━━━ Provided information

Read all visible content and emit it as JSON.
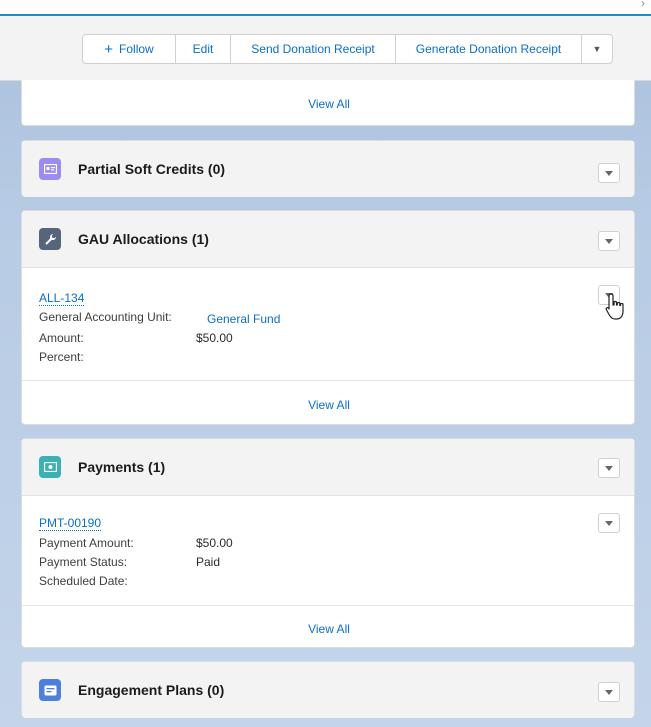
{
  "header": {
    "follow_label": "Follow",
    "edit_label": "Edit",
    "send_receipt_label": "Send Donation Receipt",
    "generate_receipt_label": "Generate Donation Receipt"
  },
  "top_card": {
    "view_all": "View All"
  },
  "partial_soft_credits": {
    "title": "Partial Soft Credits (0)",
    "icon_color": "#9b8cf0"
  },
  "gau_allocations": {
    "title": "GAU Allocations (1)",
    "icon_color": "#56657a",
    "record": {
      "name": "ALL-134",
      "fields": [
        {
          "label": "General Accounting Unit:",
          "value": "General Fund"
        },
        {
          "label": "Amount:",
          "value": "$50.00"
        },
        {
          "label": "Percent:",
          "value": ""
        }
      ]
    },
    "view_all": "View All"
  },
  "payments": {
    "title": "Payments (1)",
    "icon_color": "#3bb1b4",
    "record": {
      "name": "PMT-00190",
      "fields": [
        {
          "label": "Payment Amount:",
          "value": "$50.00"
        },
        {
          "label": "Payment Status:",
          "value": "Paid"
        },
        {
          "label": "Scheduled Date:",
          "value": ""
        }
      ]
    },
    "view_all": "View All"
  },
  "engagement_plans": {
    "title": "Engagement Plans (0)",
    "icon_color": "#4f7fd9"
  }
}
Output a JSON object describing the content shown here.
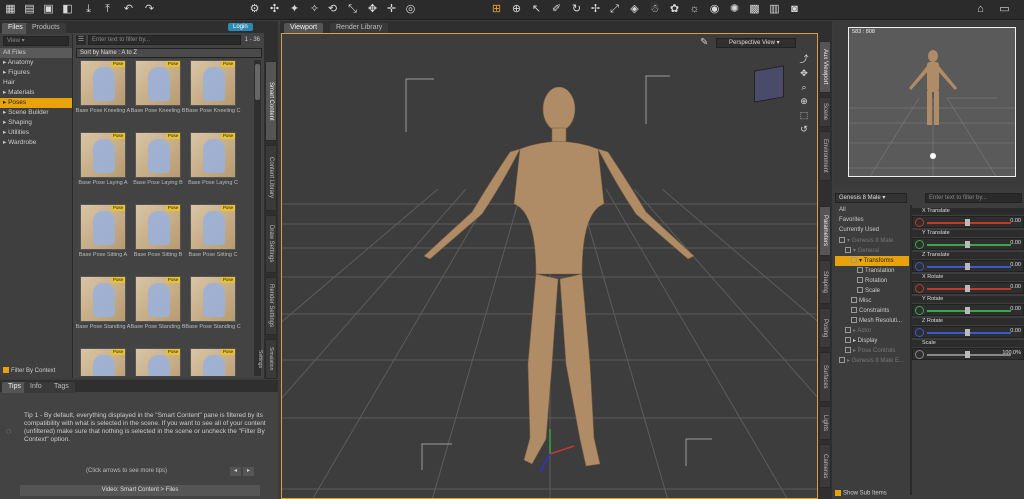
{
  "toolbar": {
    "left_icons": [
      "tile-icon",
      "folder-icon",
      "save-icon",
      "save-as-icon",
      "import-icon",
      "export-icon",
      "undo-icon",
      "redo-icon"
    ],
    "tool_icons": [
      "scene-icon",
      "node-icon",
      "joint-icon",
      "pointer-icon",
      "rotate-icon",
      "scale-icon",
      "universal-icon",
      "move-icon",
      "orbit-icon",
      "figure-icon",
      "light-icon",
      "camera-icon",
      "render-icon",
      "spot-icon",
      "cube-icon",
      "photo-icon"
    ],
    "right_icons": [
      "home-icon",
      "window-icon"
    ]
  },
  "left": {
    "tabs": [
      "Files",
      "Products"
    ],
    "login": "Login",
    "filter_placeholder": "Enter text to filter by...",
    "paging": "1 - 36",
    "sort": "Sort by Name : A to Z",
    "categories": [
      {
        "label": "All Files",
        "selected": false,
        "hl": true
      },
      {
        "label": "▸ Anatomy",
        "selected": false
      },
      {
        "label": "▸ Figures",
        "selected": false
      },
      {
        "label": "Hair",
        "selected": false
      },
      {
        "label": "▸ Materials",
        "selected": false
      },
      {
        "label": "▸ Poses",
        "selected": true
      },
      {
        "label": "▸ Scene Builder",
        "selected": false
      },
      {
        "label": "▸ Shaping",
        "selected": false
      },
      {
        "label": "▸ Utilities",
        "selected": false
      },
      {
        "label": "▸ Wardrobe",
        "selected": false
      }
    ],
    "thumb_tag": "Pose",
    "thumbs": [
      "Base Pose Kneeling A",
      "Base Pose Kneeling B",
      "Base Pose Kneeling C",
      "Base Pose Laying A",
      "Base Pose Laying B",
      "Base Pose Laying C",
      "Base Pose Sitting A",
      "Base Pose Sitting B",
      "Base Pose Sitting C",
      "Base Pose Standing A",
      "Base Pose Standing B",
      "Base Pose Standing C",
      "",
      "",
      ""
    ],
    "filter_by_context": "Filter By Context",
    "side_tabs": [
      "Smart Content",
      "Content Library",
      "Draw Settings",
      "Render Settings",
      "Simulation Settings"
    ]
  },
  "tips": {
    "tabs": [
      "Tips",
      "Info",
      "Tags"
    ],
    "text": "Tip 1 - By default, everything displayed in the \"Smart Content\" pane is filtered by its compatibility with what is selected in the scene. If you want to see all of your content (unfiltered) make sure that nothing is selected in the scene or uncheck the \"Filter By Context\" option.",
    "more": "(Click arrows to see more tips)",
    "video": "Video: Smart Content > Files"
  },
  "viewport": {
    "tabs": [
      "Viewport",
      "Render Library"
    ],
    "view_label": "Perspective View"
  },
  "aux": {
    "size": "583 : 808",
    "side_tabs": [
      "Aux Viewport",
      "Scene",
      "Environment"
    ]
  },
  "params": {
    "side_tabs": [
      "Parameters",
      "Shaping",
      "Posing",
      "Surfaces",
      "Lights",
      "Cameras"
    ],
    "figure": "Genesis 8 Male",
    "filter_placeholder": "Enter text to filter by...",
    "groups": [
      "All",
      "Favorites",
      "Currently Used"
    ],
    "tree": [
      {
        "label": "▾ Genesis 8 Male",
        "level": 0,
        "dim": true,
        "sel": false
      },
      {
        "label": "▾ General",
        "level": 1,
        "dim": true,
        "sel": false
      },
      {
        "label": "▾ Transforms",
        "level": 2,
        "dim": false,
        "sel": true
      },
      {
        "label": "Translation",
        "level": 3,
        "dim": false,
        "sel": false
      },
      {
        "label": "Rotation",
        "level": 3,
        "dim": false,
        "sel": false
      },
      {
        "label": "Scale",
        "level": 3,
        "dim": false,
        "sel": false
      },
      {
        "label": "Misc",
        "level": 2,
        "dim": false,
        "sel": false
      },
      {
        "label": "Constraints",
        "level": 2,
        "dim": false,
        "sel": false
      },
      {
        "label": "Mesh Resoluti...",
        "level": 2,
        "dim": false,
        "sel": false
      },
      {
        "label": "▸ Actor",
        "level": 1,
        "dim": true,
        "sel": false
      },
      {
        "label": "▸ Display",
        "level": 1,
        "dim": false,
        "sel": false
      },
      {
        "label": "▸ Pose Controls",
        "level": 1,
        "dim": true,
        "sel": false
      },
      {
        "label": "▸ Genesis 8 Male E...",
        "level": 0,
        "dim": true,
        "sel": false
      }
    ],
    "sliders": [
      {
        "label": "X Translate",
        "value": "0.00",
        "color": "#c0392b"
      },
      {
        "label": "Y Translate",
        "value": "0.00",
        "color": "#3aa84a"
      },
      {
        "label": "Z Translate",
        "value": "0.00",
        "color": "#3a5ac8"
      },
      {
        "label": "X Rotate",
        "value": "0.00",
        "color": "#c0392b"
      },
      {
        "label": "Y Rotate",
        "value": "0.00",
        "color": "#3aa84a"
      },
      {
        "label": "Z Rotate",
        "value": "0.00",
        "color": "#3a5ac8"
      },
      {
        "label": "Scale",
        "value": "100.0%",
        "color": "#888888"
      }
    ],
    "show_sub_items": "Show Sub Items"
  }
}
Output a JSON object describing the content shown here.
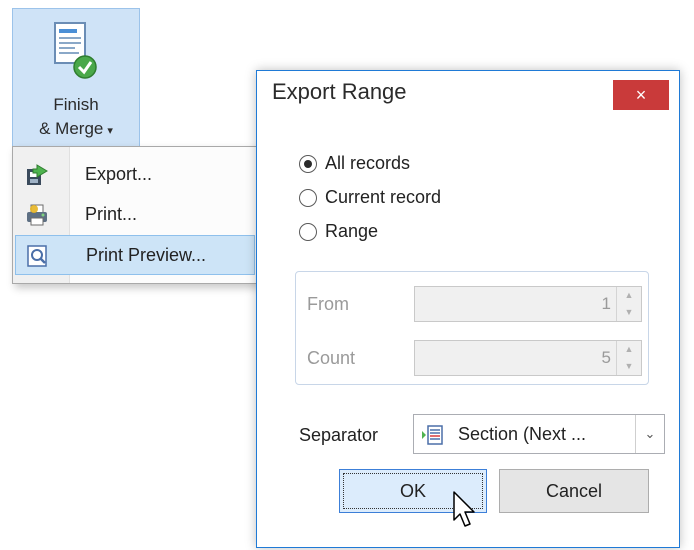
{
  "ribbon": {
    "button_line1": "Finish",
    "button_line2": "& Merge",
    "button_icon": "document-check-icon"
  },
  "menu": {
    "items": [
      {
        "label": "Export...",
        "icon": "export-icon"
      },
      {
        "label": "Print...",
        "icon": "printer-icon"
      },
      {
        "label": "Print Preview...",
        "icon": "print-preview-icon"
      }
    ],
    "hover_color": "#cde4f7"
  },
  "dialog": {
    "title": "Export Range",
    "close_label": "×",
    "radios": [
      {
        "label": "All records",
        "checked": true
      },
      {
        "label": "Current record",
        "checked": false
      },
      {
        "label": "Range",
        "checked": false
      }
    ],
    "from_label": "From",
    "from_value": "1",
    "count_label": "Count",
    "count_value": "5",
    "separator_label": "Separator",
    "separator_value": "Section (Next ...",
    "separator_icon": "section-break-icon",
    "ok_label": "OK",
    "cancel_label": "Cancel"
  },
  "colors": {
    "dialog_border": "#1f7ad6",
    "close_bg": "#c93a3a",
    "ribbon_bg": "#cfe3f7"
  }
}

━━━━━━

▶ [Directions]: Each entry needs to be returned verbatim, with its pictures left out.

▶ [Response to this exercise]:
Read all visible content and emit it as JSON.
{
  "header": {
    "follow_label": "Follow",
    "edit_label": "Edit",
    "send_receipt_label": "Send Donation Receipt",
    "generate_receipt_label": "Generate Donation Receipt"
  },
  "top_card": {
    "view_all": "View All"
  },
  "partial_soft_credits": {
    "title": "Partial Soft Credits (0)",
    "icon_color": "#9b8cf0"
  },
  "gau_allocations": {
    "title": "GAU Allocations (1)",
    "icon_color": "#56657a",
    "record": {
      "name": "ALL-134",
      "fields": [
        {
          "label": "General Accounting Unit:",
          "value": "General Fund"
        },
        {
          "label": "Amount:",
          "value": "$50.00"
        },
        {
          "label": "Percent:",
          "value": ""
        }
      ]
    },
    "view_all": "View All"
  },
  "payments": {
    "title": "Payments (1)",
    "icon_color": "#3bb1b4",
    "record": {
      "name": "PMT-00190",
      "fields": [
        {
          "label": "Payment Amount:",
          "value": "$50.00"
        },
        {
          "label": "Payment Status:",
          "value": "Paid"
        },
        {
          "label": "Scheduled Date:",
          "value": ""
        }
      ]
    },
    "view_all": "View All"
  },
  "engagement_plans": {
    "title": "Engagement Plans (0)",
    "icon_color": "#4f7fd9"
  }
}
Output a JSON object describing the content shown here.
{
  "toolbar": {
    "left_icons": [
      "tile-icon",
      "folder-icon",
      "save-icon",
      "save-as-icon",
      "import-icon",
      "export-icon",
      "undo-icon",
      "redo-icon"
    ],
    "tool_icons": [
      "scene-icon",
      "node-icon",
      "joint-icon",
      "pointer-icon",
      "rotate-icon",
      "scale-icon",
      "universal-icon",
      "move-icon",
      "orbit-icon",
      "figure-icon",
      "light-icon",
      "camera-icon",
      "render-icon",
      "spot-icon",
      "cube-icon",
      "photo-icon"
    ],
    "right_icons": [
      "home-icon",
      "window-icon"
    ]
  },
  "left": {
    "tabs": [
      "Files",
      "Products"
    ],
    "login": "Login",
    "filter_placeholder": "Enter text to filter by...",
    "paging": "1 - 36",
    "sort": "Sort by Name : A to Z",
    "categories": [
      {
        "label": "All Files",
        "selected": false,
        "hl": true
      },
      {
        "label": "▸ Anatomy",
        "selected": false
      },
      {
        "label": "▸ Figures",
        "selected": false
      },
      {
        "label": "Hair",
        "selected": false
      },
      {
        "label": "▸ Materials",
        "selected": false
      },
      {
        "label": "▸ Poses",
        "selected": true
      },
      {
        "label": "▸ Scene Builder",
        "selected": false
      },
      {
        "label": "▸ Shaping",
        "selected": false
      },
      {
        "label": "▸ Utilities",
        "selected": false
      },
      {
        "label": "▸ Wardrobe",
        "selected": false
      }
    ],
    "thumb_tag": "Pose",
    "thumbs": [
      "Base Pose Kneeling A",
      "Base Pose Kneeling B",
      "Base Pose Kneeling C",
      "Base Pose Laying A",
      "Base Pose Laying B",
      "Base Pose Laying C",
      "Base Pose Sitting A",
      "Base Pose Sitting B",
      "Base Pose Sitting C",
      "Base Pose Standing A",
      "Base Pose Standing B",
      "Base Pose Standing C",
      "",
      "",
      ""
    ],
    "filter_by_context": "Filter By Context",
    "side_tabs": [
      "Smart Content",
      "Content Library",
      "Draw Settings",
      "Render Settings",
      "Simulation Settings"
    ]
  },
  "tips": {
    "tabs": [
      "Tips",
      "Info",
      "Tags"
    ],
    "text": "Tip 1 - By default, everything displayed in the \"Smart Content\" pane is filtered by its compatibility with what is selected in the scene. If you want to see all of your content (unfiltered) make sure that nothing is selected in the scene or uncheck the \"Filter By Context\" option.",
    "more": "(Click arrows to see more tips)",
    "video": "Video: Smart Content > Files"
  },
  "viewport": {
    "tabs": [
      "Viewport",
      "Render Library"
    ],
    "view_label": "Perspective View"
  },
  "aux": {
    "size": "583 : 808",
    "side_tabs": [
      "Aux Viewport",
      "Scene",
      "Environment"
    ]
  },
  "params": {
    "side_tabs": [
      "Parameters",
      "Shaping",
      "Posing",
      "Surfaces",
      "Lights",
      "Cameras"
    ],
    "figure": "Genesis 8 Male",
    "filter_placeholder": "Enter text to filter by...",
    "groups": [
      "All",
      "Favorites",
      "Currently Used"
    ],
    "tree": [
      {
        "label": "▾ Genesis 8 Male",
        "level": 0,
        "dim": true,
        "sel": false
      },
      {
        "label": "▾ General",
        "level": 1,
        "dim": true,
        "sel": false
      },
      {
        "label": "▾ Transforms",
        "level": 2,
        "dim": false,
        "sel": true
      },
      {
        "label": "Translation",
        "level": 3,
        "dim": false,
        "sel": false
      },
      {
        "label": "Rotation",
        "level": 3,
        "dim": false,
        "sel": false
      },
      {
        "label": "Scale",
        "level": 3,
        "dim": false,
        "sel": false
      },
      {
        "label": "Misc",
        "level": 2,
        "dim": false,
        "sel": false
      },
      {
        "label": "Constraints",
        "level": 2,
        "dim": false,
        "sel": false
      },
      {
        "label": "Mesh Resoluti...",
        "level": 2,
        "dim": false,
        "sel": false
      },
      {
        "label": "▸ Actor",
        "level": 1,
        "dim": true,
        "sel": false
      },
      {
        "label": "▸ Display",
        "level": 1,
        "dim": false,
        "sel": false
      },
      {
        "label": "▸ Pose Controls",
        "level": 1,
        "dim": true,
        "sel": false
      },
      {
        "label": "▸ Genesis 8 Male E...",
        "level": 0,
        "dim": true,
        "sel": false
      }
    ],
    "sliders": [
      {
        "label": "X Translate",
        "value": "0.00",
        "color": "#c0392b"
      },
      {
        "label": "Y Translate",
        "value": "0.00",
        "color": "#3aa84a"
      },
      {
        "label": "Z Translate",
        "value": "0.00",
        "color": "#3a5ac8"
      },
      {
        "label": "X Rotate",
        "value": "0.00",
        "color": "#c0392b"
      },
      {
        "label": "Y Rotate",
        "value": "0.00",
        "color": "#3aa84a"
      },
      {
        "label": "Z Rotate",
        "value": "0.00",
        "color": "#3a5ac8"
      },
      {
        "label": "Scale",
        "value": "100.0%",
        "color": "#888888"
      }
    ],
    "show_sub_items": "Show Sub Items"
  }
}
Output a JSON object describing the content shown here.
{
  "ribbon": {
    "button_line1": "Finish",
    "button_line2": "& Merge",
    "button_icon": "document-check-icon"
  },
  "menu": {
    "items": [
      {
        "label": "Export...",
        "icon": "export-icon"
      },
      {
        "label": "Print...",
        "icon": "printer-icon"
      },
      {
        "label": "Print Preview...",
        "icon": "print-preview-icon"
      }
    ],
    "hover_color": "#cde4f7"
  },
  "dialog": {
    "title": "Export Range",
    "close_label": "×",
    "radios": [
      {
        "label": "All records",
        "checked": true
      },
      {
        "label": "Current record",
        "checked": false
      },
      {
        "label": "Range",
        "checked": false
      }
    ],
    "from_label": "From",
    "from_value": "1",
    "count_label": "Count",
    "count_value": "5",
    "separator_label": "Separator",
    "separator_value": "Section (Next ...",
    "separator_icon": "section-break-icon",
    "ok_label": "OK",
    "cancel_label": "Cancel"
  },
  "colors": {
    "dialog_border": "#1f7ad6",
    "close_bg": "#c93a3a",
    "ribbon_bg": "#cfe3f7"
  }
}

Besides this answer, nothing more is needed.